Lucy couldn't have understood if we tried to tell her to use her eyes. But she learned to use her eyes appropriately simply by doing so and receiving the gift of an enjoyable game. Practice led to understanding, not the other way around.
In the church, we often give the impression that people will obey God's commands to love their neighbor or share the gospel only after they fully understand the truth. We think that knowing the truth is the pathway to true discipleship. While I'm certainly not against studying the Bible and learning theology, I think that sometimes we need to put down our books and do something. Play a little.
Paul tells us that Christ has given a unique grace to every one of his people (Ephesians 4:7). Every saint has a particular function or ministry for which they are suited. One has the gift of teaching; another hospitality; and another the ability to nurture and care. But discovering one's gifting can only happen when a church member is given an opportunity to try out something new.
In Ephesians 4:11-12, Paul tells us that leaders have been given to the church "to equip his people for works of service." A leader's role is to help church members learn by doing. Elton Trueblood once wrote that Christian leadership "is for those who possess the peculiar gift of being able to help men and women to practice any ministry to which they are called." In other words, leaders must practice our pastoral calling to occupational therapy. We must invite people to serve and practice hospitality. We must share the teaching load. We must invite God's people to come and do ministry. We must call them to come and play.
I've never seen anyone discover their gifting apart from practice. That's the only way a Christian can become aware of how she is gifted or how he is not. In fact, Paul tells us that calling every Christian to do ministry is the pathway to maturity. We equip so that the whole body of Christ may be built up (Ephesians 4:12).
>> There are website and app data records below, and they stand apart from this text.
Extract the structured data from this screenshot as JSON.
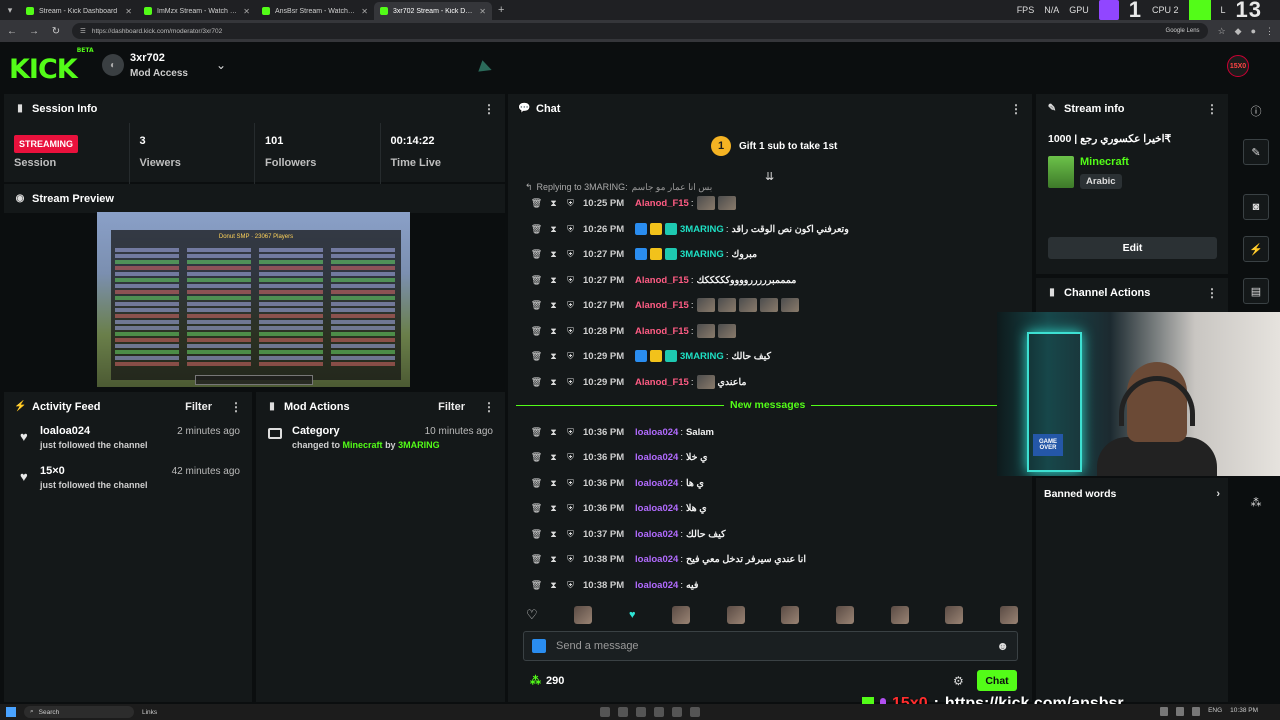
{
  "browser": {
    "tabs": [
      {
        "title": "Stream - Kick Dashboard",
        "active": false
      },
      {
        "title": "ImMzx Stream - Watch Live on",
        "active": false
      },
      {
        "title": "AnsBsr Stream - Watch Live",
        "active": false
      },
      {
        "title": "3xr702 Stream - Kick Dashboard",
        "active": true
      }
    ],
    "url": "https://dashboard.kick.com/moderator/3xr702",
    "lens_label": "Google Lens"
  },
  "overlay_top": {
    "fps_label": "FPS",
    "fps_value": "N/A",
    "gpu_label": "GPU",
    "cpu_label": "CPU 2",
    "l_label": "L",
    "big_left": "1",
    "big_right": "13"
  },
  "header": {
    "logo": "KICK",
    "logo_tag": "BETA",
    "channel_name": "3xr702",
    "channel_role": "Mod Access",
    "user_avatar_text": "15X0"
  },
  "session": {
    "title": "Session Info",
    "status_badge": "STREAMING",
    "status_label": "Session",
    "viewers_value": "3",
    "viewers_label": "Viewers",
    "followers_value": "101",
    "followers_label": "Followers",
    "time_value": "00:14:22",
    "time_label": "Time Live"
  },
  "preview": {
    "title": "Stream Preview",
    "tab_title": "Donut SMP",
    "players": "23067 Players"
  },
  "activity": {
    "title": "Activity Feed",
    "filter": "Filter",
    "items": [
      {
        "user": "loaloa024",
        "action": "just followed the channel",
        "time": "2 minutes ago"
      },
      {
        "user": "15×0",
        "action": "just followed the channel",
        "time": "42 minutes ago"
      }
    ]
  },
  "mod_actions": {
    "title": "Mod Actions",
    "filter": "Filter",
    "item": {
      "type": "Category",
      "prefix": "changed to",
      "game": "Minecraft",
      "by": "by",
      "user": "3MARING",
      "time": "10 minutes ago"
    }
  },
  "chat": {
    "title": "Chat",
    "pinned_coin": "1",
    "pinned_text": "Gift 1 sub to take 1st",
    "reply_prefix": "Replying to 3MARING:",
    "reply_text": "بس انا عمار مو جاسم",
    "new_messages_label": "New messages",
    "messages": [
      {
        "time": "10:25 PM",
        "user": "Alanod_F15",
        "color": "#ff5c84",
        "text": "",
        "badges": [],
        "emotes": 2
      },
      {
        "time": "10:26 PM",
        "user": "3MARING",
        "color": "#1ee0c4",
        "text": "وتعرفني اكون نص الوقت راقد",
        "badges": [
          "blue",
          "gold",
          "teal"
        ],
        "emotes": 0
      },
      {
        "time": "10:27 PM",
        "user": "3MARING",
        "color": "#1ee0c4",
        "text": "مبروك",
        "badges": [
          "blue",
          "gold",
          "teal"
        ],
        "emotes": 0
      },
      {
        "time": "10:27 PM",
        "user": "Alanod_F15",
        "color": "#ff5c84",
        "text": "ممممبرررررووووكككككك",
        "badges": [],
        "emotes": 0
      },
      {
        "time": "10:27 PM",
        "user": "Alanod_F15",
        "color": "#ff5c84",
        "text": "",
        "badges": [],
        "emotes": 5
      },
      {
        "time": "10:28 PM",
        "user": "Alanod_F15",
        "color": "#ff5c84",
        "text": "",
        "badges": [],
        "emotes": 2
      },
      {
        "time": "10:29 PM",
        "user": "3MARING",
        "color": "#1ee0c4",
        "text": "كيف حالك",
        "badges": [
          "blue",
          "gold",
          "teal"
        ],
        "emotes": 0
      },
      {
        "time": "10:29 PM",
        "user": "Alanod_F15",
        "color": "#ff5c84",
        "text": "ماعندي",
        "badges": [],
        "emotes": 1
      },
      {
        "time": "10:36 PM",
        "user": "loaloa024",
        "color": "#b26bff",
        "text": "Salam",
        "badges": [],
        "emotes": 0
      },
      {
        "time": "10:36 PM",
        "user": "loaloa024",
        "color": "#b26bff",
        "text": "ي خلا",
        "badges": [],
        "emotes": 0
      },
      {
        "time": "10:36 PM",
        "user": "loaloa024",
        "color": "#b26bff",
        "text": "ي ها",
        "badges": [],
        "emotes": 0
      },
      {
        "time": "10:36 PM",
        "user": "loaloa024",
        "color": "#b26bff",
        "text": "ي هلا",
        "badges": [],
        "emotes": 0
      },
      {
        "time": "10:37 PM",
        "user": "loaloa024",
        "color": "#b26bff",
        "text": "كيف حالك",
        "badges": [],
        "emotes": 0
      },
      {
        "time": "10:38 PM",
        "user": "loaloa024",
        "color": "#b26bff",
        "text": "انا عندي سيرفر تدخل معي فيح",
        "badges": [],
        "emotes": 0
      },
      {
        "time": "10:38 PM",
        "user": "loaloa024",
        "color": "#b26bff",
        "text": "فيه",
        "badges": [],
        "emotes": 0
      }
    ],
    "input_placeholder": "Send a message",
    "points": "290",
    "send_label": "Chat"
  },
  "stream_info": {
    "title": "Stream info",
    "stream_title": "اخيرا عكسوري رجع | 1000₹",
    "game": "Minecraft",
    "tag": "Arabic",
    "edit_label": "Edit"
  },
  "channel_actions": {
    "title": "Channel Actions"
  },
  "banned_words": {
    "title": "Banned words"
  },
  "webcam": {
    "sign": "GAME OVER"
  },
  "overlay_bottom": {
    "handle": "15x0",
    "link": "https://kick.com/ansbsr"
  },
  "taskbar": {
    "search": "Search",
    "links": "Links",
    "lang": "ENG",
    "clock": "10:38 PM"
  },
  "colors": {
    "kick_green": "#53fc18",
    "live_red": "#e9113c",
    "panel": "#141819",
    "bg": "#0b0e0f"
  }
}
How have you grown through serving? How did you first discover your ministry gifts? Leave a comment and tell your story below.